It's winter. It's Wednesday. It's Bellevue. It's raining.
© Siiri Sampson 2011. Yee-hawwww!!! All aboard the sushi train! First stop: Spider Roll station.
If that pretty much sums up how you've been feeling every day for the past three or four months, either join the club or pack up and move to one of those abandoned developments in Florida where you have one neighbor for every two conch shell-shaped cul de sacs surrounding your property. Since I doubt you're moving closer to hurricane central, make the best of it: Put on your soy-sauce holster, grab your eco-friendly, biodegradable chopsticks, and prepare for battle--the battle of the sushi trains.If you've decided to stay, you'd do well to hit up Sushi Yama in downtown Bellevue (304 105th Ave. N.E.). Saddle up and take a ride on an old classic tucked back in a mid-'80s strip mall. You almost miss it, sandwiched between a salon and a florist, but persistence pays off--once you find parking. They get really busy, so go early--or like us, late (arrive at 1:40 p.m. and find maybe five people. PERFECT!).
If you've been following this little Eastside food soap opera of ours, last week we were literally across the street at Sushi Maru, the snappy, sexy, modernized version of the old standard. But the points they earned in service and style were at risk due to their high prices. This week, we return, like the prodigal son, to our homeland. You may ask, "How could you betray the original? How could you show your face at Sushi Yama again? How could you pit them against each other?" Well, how could we not?!
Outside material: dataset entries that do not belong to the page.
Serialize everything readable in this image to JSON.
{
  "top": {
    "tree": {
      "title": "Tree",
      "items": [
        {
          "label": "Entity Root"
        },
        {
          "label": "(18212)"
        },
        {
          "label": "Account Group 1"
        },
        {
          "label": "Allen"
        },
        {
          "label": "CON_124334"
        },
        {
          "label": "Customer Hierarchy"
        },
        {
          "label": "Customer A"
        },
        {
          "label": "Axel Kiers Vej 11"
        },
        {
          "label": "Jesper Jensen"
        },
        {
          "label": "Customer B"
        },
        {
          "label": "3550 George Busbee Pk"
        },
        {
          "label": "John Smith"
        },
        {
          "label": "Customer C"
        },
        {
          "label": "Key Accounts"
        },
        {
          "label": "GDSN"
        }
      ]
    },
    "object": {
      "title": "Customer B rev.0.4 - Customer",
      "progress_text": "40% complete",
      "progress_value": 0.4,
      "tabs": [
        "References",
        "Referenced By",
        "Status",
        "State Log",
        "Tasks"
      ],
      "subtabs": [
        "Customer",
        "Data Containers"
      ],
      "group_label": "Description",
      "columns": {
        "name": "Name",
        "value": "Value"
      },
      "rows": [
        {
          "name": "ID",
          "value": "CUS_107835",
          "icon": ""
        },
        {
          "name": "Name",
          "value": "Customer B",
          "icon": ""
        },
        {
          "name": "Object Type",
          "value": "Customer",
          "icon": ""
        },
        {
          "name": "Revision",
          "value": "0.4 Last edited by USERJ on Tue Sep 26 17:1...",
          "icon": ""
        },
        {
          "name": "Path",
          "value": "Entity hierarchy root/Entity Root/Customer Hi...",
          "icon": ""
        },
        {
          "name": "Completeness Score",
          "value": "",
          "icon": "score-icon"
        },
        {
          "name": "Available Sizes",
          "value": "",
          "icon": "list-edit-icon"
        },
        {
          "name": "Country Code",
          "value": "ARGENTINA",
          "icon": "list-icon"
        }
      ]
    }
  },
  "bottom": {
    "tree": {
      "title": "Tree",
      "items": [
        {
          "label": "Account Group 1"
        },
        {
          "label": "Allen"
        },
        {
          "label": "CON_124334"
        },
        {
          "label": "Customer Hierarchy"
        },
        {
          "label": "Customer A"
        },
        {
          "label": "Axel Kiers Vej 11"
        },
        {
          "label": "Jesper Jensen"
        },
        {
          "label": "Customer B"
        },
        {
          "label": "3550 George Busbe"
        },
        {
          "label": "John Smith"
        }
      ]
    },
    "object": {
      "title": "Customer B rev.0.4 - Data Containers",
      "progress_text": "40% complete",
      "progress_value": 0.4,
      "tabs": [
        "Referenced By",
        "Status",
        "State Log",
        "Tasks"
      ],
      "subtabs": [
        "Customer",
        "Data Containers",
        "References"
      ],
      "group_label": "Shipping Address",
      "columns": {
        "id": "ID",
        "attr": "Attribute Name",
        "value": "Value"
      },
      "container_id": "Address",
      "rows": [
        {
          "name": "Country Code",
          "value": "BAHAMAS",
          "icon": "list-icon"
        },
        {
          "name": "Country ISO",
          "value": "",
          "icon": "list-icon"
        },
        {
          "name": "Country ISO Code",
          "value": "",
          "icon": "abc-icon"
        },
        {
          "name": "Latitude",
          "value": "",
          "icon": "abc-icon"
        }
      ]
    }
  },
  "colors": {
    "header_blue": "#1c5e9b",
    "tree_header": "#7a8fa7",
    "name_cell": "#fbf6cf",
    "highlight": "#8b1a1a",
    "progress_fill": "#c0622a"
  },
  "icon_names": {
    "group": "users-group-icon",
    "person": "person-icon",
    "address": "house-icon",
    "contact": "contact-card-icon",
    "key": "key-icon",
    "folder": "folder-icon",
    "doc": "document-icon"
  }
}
Let's cut to the chase: We judge our sushi trains on a few specific traits: service, menu options, style, and price. Let the battle begin! The ladies and gents at the helm of this well-oiled machine could do the work blindfolded with one hand tied behind their backs. They greet you warmly when you enter, usher you to a seat at the counter, and you're off on your little adventure! While they may fall a bit behind in noticing you raise your hand for a special order or more green tea, they're very quick to get you what's needed once you flag them down.
© Siiri Sampson 2011. All hail the sacred sesame ball in all its perfection!
Sushi Yama's menu options are pretty limited, at least as far as the conveyor-belt regulars are concerned. However, they are quick to make special orders, our favorite of course being a freshly fried batch of sesame balls filled with red bean paste. There are a couple of odd ducks, such as the tuna-salad roll--an egg-omelet exterior with a California-roll interior, with the fake crab replaced by tuna salad. Yes, we're talking about the tuna salad you'd get at a salad bar or in a sandwich your mom made you for lunch in 5th grade. Try it, you'll like it, and you'll call your mom more, OK?
The price is right, but the style is wrong. Which is more important? You be the judge. We were able to stuff our faces on $8.67 (including tip) with a thrifty combination of four plates at $1 and two at $1.50. As we savored the tender rice and crispy gyozas, we took in the larger-than-life Asian murals covering the walls all around the train tracks. It's not that the place is a crack house or anything, it could just use a Bellevue-mom face lift . . . you know what we mean? (You know.)
So what's the final verdict? While we were initially wooed by the snazzy new finishes and expanded selection on the tracks over at Maru, the quirky rolls and cheap standards tug at our heartstrings. You win, Sushi Yama! Your hot sesame balls and crisp, oily tempura keep bringing us back, time after time.